◆ **What to produce**:
Set down all of the entries exactly, leaving nothing out.

◆ **Data**:
-*-
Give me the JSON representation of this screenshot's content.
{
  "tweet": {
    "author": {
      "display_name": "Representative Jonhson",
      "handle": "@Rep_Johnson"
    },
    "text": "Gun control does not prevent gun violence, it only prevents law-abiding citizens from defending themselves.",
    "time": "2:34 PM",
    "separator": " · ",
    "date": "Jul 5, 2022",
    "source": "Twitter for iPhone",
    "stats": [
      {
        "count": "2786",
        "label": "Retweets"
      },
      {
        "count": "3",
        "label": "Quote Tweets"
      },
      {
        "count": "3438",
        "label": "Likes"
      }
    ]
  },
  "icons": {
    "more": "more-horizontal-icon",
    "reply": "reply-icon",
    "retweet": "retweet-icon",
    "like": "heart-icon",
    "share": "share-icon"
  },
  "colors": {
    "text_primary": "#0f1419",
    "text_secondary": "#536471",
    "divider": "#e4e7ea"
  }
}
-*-
◆ **Expected output**:
Give me the JSON representation of this screenshot's content.
{
  "tweet": {
    "author": {
      "display_name": "Representative Jonhson",
      "handle": "@Rep_Johnson"
    },
    "text": "Gun control does not prevent gun violence, it only prevents law-abiding citizens from defending themselves.",
    "time": "2:34 PM",
    "separator": " · ",
    "date": "Jul 5, 2022",
    "source": "Twitter for iPhone",
    "stats": [
      {
        "count": "2786",
        "label": "Retweets"
      },
      {
        "count": "3",
        "label": "Quote Tweets"
      },
      {
        "count": "3438",
        "label": "Likes"
      }
    ]
  },
  "icons": {
    "more": "more-horizontal-icon",
    "reply": "reply-icon",
    "retweet": "retweet-icon",
    "like": "heart-icon",
    "share": "share-icon"
  },
  "colors": {
    "text_primary": "#0f1419",
    "text_secondary": "#536471",
    "divider": "#e4e7ea"
  }
}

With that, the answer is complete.